In a typical company, innovation relies on a handpicked team leading an innovation project. The trouble is that these teams often have no good way of tapping the expertise of the whole company. They tend to call on the small circle of colleagues they know or on the acknowledged experts in an established field. But such teams often have a hard time identifying people they don’t already know but who might have knowledge relevant to the problem at hand. As a result, potential good ideas are lost or hidden—they remain inside the heads of unknown employees. That’s where social software tools come in handy. With social software tools, a company can start a discussion on a topic and employees who know about the topic self-identify by posting ideas, refining the ideas of others, and voting on ideas. That is, employees don’t need to be “found” by the innovation team. They can post ideas and thus self-identify and demonstrate their knowledge. For example, a company could start a discussion like “Can we develop a new water-filtration product?” People from market research might identify the top-selling filtration products. Someone from human resources who recently bought a water-filtration system for her family might contribute her own insights gathered from what blogs and outside websites were saying about all the competing products (e.g., “Brand B is bad because it’s difficult to install”). Other employees might point out the engineering deficits of a proposed technology, such as that a potential filter material is too expensive for consumer water filters. Another person might have good suggestions for how to solve the cost problem (e.g., to coat the expensive filter ingredient on a cheaper material). The point is that with the help of social networking tools, these contributions can come from any employee, not just the handpicked team members and their inner circle.Andrea Meyer, “Using Social Media to Improve Corporate Innovation,” Working Knowledge (blog), accessed March 4, 2011, http://workingknowledge.com/blog/?p=578.

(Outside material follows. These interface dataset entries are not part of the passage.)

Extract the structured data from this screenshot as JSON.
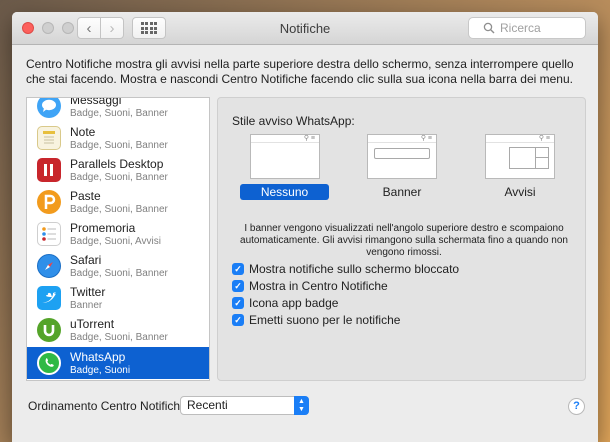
{
  "window": {
    "title": "Notifiche"
  },
  "search": {
    "placeholder": "Ricerca"
  },
  "intro_text": "Centro Notifiche mostra gli avvisi nella parte superiore destra dello schermo, senza interrompere quello che stai facendo. Mostra e nascondi Centro Notifiche facendo clic sulla sua icona nella barra dei menu.",
  "apps": [
    {
      "name": "Messaggi",
      "sub": "Badge, Suoni, Banner",
      "icon": "messages-icon",
      "color": "#3fa4f6"
    },
    {
      "name": "Note",
      "sub": "Badge, Suoni, Banner",
      "icon": "notes-icon",
      "color": "#f2d35a"
    },
    {
      "name": "Parallels Desktop",
      "sub": "Badge, Suoni, Banner",
      "icon": "parallels-icon",
      "color": "#c8262c"
    },
    {
      "name": "Paste",
      "sub": "Badge, Suoni, Banner",
      "icon": "paste-icon",
      "color": "#f29b1d"
    },
    {
      "name": "Promemoria",
      "sub": "Badge, Suoni, Avvisi",
      "icon": "reminders-icon",
      "color": "#ffffff"
    },
    {
      "name": "Safari",
      "sub": "Badge, Suoni, Banner",
      "icon": "safari-icon",
      "color": "#2f8fe9"
    },
    {
      "name": "Twitter",
      "sub": "Banner",
      "icon": "twitter-icon",
      "color": "#1da1f2"
    },
    {
      "name": "uTorrent",
      "sub": "Badge, Suoni, Banner",
      "icon": "utorrent-icon",
      "color": "#55a42a"
    },
    {
      "name": "WhatsApp",
      "sub": "Badge, Suoni",
      "icon": "whatsapp-icon",
      "color": "#2fb945"
    }
  ],
  "selected_app": "WhatsApp",
  "panel": {
    "style_label": "Stile avviso WhatsApp:",
    "styles": [
      "Nessuno",
      "Banner",
      "Avvisi"
    ],
    "selected_style": "Nessuno",
    "description": "I banner vengono visualizzati nell'angolo superiore destro e scompaiono automaticamente. Gli avvisi rimangono sulla schermata fino a quando non vengono rimossi.",
    "checkboxes": [
      {
        "label": "Mostra notifiche sullo schermo bloccato",
        "checked": true
      },
      {
        "label": "Mostra in Centro Notifiche",
        "checked": true
      },
      {
        "label": "Icona app badge",
        "checked": true
      },
      {
        "label": "Emetti suono per le notifiche",
        "checked": true
      }
    ]
  },
  "footer": {
    "sort_label": "Ordinamento Centro Notifiche:",
    "sort_value": "Recenti",
    "help_label": "?"
  },
  "colors": {
    "accent": "#0d61d1",
    "checkbox": "#1a7ef6"
  }
}
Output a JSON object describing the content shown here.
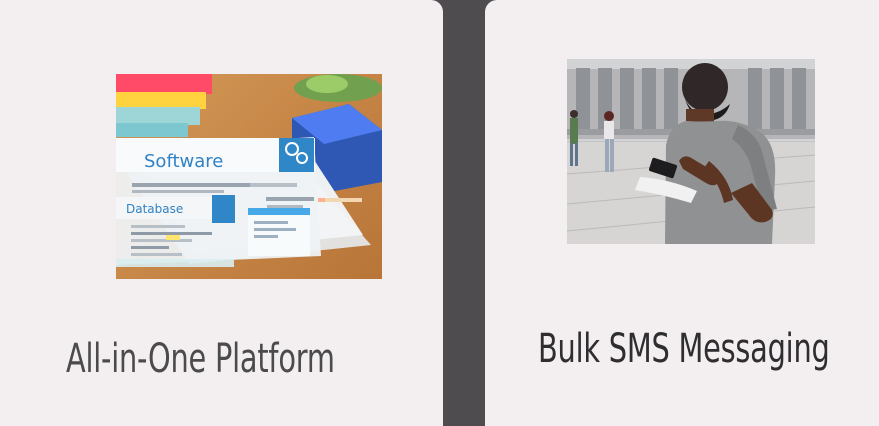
{
  "cards": [
    {
      "title": "All-in-One Platform",
      "image": {
        "headline": "Software",
        "subheadline": "Database"
      }
    },
    {
      "title": "Bulk SMS Messaging"
    }
  ],
  "colors": {
    "page_background": "#4f4c4f",
    "card_background": "#f3eef0",
    "left_title": "#4b4a4c",
    "right_title": "#2e2d30"
  }
}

Software tools that promote social networking are even more important when companies expand internationally, because it will be hard for innovation teams to personally know all the employees who could contribute innovative ideas. With enterprise-wide social networking tools, these employees can self-identify.
(AACSB: Reflective Thinking, Analytical Skills)